Regional Blocks: Epidural
What it does: An epidural numbs sensation from the waist down -- how much depends on the drug and dosage used. It eases the pain of uterine contractions and pain in the vagina as the baby is being delivered. You'll be awake and alert. During a long labor it can prevent you from becoming exhausted or distressed.
How it's given: An epidural is administered either as a single injection or a continuous flow. You'll be asked to sit or lie on your side for about 10 minutes while it's injected into a small space around your spinal cord in your lower back. You'll respond to the drug in about 10-20 minutes.
- You'll feel pressure, but not pain.
- A low concentration of the drugs is used, which reduces side effects.

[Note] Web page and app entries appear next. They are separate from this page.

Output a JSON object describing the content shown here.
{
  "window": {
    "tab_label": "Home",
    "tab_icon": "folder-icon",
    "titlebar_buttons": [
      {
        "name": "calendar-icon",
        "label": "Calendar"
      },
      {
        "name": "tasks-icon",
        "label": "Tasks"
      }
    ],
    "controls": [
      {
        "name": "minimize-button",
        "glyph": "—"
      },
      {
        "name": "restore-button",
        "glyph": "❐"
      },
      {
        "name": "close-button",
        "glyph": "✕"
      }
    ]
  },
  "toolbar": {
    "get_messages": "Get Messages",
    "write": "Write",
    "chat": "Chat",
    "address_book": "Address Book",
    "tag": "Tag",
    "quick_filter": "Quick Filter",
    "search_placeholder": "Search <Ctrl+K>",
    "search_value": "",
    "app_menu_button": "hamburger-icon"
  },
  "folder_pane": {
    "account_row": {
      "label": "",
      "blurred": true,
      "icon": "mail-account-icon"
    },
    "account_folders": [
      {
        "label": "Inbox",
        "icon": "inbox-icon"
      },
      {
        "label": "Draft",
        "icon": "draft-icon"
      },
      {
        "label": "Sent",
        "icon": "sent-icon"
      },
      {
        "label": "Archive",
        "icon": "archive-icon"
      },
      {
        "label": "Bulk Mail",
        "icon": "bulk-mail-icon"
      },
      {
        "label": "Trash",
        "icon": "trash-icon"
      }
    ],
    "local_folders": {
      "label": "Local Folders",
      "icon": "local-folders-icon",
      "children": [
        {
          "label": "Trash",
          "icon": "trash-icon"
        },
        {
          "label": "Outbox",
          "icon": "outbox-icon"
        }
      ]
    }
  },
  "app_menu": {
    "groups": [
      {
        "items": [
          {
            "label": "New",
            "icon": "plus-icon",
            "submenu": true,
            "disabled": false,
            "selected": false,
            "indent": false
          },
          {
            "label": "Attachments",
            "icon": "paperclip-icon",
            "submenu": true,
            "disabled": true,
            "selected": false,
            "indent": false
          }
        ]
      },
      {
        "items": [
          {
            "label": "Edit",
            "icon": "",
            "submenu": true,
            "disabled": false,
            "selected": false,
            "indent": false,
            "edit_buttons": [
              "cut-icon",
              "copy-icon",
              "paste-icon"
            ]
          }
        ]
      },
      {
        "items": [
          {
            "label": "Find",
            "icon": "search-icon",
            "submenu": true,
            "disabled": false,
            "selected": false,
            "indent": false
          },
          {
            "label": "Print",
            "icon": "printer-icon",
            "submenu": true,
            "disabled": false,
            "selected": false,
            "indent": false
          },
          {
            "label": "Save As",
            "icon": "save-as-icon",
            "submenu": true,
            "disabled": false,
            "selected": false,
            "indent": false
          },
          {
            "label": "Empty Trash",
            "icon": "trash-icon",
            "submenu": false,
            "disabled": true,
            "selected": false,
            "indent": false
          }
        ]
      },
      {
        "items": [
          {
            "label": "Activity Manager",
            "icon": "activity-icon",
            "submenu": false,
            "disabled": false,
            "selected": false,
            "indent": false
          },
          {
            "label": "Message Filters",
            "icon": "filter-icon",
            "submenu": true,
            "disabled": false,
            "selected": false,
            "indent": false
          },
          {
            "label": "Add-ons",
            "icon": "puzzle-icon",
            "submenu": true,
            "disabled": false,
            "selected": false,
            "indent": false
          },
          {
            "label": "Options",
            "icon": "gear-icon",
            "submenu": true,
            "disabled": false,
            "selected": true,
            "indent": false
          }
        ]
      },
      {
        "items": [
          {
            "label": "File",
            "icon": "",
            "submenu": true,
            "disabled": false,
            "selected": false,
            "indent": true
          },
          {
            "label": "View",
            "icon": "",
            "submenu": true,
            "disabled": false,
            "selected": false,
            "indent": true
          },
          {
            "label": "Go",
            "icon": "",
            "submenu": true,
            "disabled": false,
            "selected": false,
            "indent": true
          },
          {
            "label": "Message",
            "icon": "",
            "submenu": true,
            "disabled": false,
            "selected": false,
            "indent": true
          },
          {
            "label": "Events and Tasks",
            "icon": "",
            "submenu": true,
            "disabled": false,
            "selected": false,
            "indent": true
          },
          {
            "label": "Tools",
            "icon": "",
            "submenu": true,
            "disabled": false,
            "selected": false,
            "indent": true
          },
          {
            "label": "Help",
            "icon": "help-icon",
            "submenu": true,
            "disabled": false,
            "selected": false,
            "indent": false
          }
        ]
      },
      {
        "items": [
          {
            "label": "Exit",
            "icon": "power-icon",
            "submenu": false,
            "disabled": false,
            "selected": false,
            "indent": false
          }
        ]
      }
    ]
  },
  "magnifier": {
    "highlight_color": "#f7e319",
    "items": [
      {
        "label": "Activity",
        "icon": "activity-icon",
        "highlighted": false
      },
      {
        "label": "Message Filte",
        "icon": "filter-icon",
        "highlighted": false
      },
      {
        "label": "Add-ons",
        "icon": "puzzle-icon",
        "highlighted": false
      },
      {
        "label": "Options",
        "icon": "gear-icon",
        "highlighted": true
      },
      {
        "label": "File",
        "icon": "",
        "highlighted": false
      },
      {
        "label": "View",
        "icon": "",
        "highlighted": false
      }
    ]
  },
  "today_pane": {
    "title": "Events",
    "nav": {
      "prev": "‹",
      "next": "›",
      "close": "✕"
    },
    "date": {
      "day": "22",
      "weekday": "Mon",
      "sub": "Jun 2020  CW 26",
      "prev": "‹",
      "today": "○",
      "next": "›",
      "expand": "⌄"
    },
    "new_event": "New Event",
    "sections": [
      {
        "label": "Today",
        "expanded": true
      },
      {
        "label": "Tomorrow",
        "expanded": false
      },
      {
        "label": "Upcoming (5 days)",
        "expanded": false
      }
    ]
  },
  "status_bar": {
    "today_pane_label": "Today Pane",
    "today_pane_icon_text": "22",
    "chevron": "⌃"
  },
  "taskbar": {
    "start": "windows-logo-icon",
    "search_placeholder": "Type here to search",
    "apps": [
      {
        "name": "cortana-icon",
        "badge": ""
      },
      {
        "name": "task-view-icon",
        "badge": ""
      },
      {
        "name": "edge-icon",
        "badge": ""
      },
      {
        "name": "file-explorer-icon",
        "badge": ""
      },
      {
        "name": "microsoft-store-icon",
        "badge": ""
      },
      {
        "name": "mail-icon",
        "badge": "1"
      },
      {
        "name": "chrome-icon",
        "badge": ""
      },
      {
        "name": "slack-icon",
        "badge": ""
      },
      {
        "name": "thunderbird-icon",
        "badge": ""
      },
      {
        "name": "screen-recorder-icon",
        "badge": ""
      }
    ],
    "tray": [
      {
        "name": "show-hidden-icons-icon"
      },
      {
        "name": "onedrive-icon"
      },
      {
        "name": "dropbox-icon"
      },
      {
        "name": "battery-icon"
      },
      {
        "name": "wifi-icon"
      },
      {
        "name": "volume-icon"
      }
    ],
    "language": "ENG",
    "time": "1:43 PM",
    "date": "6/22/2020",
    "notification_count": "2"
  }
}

- Your legs will feel heavy, and you may have trouble moving or urinating.
- You may lose the urge to push, which can slow down labor or increase the use of interventions such as IVs, fetal monitors, and forceps delivery.
- Your blood pressure may drop, which may slow the baby's heart rate.
- If the needle punctures the membranes around the spinal cord, you may develop a headache. More rarely, it can cause nerve injury or infection.
- You may get only spotty pain relief.